‘…clenched jaw’, ‘grinding teeth’, ‘…narrowed eyes’, ‘…furrowed/knotted/creased brow’, ‘…nostrils twitching/flaring,’ ‘…cocking an eyebrow’, ‘…puffing cheeks’, ‘…pursing lips.’

I pursued some advice on possible options, resources, solutions and what not, and I was told that I should try conveying emotion indirectly or through dialogue. Now, to me, this seems like exceptionally bad advice, and certainly very limiting. I understand that dialogue can express feelings and emotions, of course, especially through an exchange or conversation. But we’re talking fiction here, creative writing, showing not telling.

Without description, without facial reactions, or interactions with the second person, or the environment, it means nothing. There is no context, no feeling.

Character A: “I hate you.”

Nothing. It’s just a statement. But is it infuriated? Hateful? Ambivalent? Sarcastic? Ironic? Bemused?

Character A: “I hate you.”
Character B: “No, you don’t.”
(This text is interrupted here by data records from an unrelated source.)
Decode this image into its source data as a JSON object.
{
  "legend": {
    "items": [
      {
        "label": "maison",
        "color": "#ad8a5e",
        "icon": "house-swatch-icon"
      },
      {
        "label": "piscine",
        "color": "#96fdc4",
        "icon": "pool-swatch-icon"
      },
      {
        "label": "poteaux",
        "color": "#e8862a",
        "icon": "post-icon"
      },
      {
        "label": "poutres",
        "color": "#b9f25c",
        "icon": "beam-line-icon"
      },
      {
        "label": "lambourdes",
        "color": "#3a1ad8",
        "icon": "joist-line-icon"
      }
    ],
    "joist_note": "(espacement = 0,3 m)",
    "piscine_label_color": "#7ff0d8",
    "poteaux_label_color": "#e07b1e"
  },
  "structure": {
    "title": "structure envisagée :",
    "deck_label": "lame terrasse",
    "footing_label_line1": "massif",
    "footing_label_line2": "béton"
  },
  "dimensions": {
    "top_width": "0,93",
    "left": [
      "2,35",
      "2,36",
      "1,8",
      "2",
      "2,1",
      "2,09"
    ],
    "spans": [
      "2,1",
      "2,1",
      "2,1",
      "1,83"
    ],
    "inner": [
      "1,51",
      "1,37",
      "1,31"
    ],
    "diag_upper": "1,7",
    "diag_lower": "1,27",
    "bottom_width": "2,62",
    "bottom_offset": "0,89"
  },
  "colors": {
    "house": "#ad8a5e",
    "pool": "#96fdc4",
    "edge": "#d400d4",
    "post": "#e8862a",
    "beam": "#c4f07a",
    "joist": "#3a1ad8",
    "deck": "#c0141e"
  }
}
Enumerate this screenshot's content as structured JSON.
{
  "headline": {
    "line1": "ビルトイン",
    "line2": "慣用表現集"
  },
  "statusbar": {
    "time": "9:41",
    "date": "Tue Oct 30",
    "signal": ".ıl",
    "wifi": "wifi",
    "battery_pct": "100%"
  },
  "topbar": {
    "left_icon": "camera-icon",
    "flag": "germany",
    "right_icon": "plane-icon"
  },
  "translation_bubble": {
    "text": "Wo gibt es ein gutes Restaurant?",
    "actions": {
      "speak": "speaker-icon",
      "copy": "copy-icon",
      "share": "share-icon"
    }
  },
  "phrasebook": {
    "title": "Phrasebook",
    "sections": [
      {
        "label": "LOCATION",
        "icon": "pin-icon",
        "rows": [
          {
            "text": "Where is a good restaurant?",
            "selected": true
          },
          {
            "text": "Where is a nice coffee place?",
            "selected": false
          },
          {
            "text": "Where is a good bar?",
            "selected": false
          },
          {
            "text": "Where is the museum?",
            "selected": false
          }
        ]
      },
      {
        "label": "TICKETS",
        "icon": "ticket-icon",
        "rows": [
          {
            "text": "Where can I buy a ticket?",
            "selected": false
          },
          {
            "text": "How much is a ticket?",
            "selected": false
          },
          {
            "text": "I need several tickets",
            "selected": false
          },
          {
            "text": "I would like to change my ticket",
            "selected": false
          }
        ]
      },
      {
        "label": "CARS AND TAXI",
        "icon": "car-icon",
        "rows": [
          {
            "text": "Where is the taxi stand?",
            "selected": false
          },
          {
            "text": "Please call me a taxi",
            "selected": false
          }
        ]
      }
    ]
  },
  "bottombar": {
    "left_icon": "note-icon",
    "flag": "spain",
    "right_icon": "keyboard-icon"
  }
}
Yes, these are largely simplified examples, and by no means ‘compelling dialogue’. In the second example there’s more to the picture, but there’s still no context.

Character A: “I hate you,” his eyes narrowed, nostrils flaring.
Character B: “No, you don’t,” her smile froze.

Again, maybe not the meatiest exchange ever, but you begin to see my point, surely? At least, I feel like I’m beginning to make my point, or perhaps I’m just missing the point of ‘try to convey emotion indirectly or through dialogue’. It’s such a restrictive attitude in my mind. I must be missing something, surely?

What if Character A is ‘a man of few words’? What if he never really talks except to say something that needs to be said? Yes, this conveys a measure of import. The act of speaking carries significance just by virtue of the fact that he’s saying anything at all. But again, there’s no feeling. Unless he’s a robot, then whatever he’s saying has to register somewhere on his emotional spectrum.

Then you come to simply using adjectives and adverbs.

Character A: “I hate you,” he said darkly.
Character B: “No, you don’t,” she replied, dejected.

Adverbs themselves are a discussion for another time. (I’m pro, for the record. In moderation.) But the plain and simple adjectives just don’t have that punch. Everything in it’s place, and all that. I understand that all of these techniques need to be used together. The whole is greater than the sum of the parts, is another thing to bear in mind. Isn’t that the point? To use all of these techniques. If someone tells me to use physical, facial reactions AFTER these other things have failed, then aren’t they missing the point? Or am I just misinterpreting their meaning?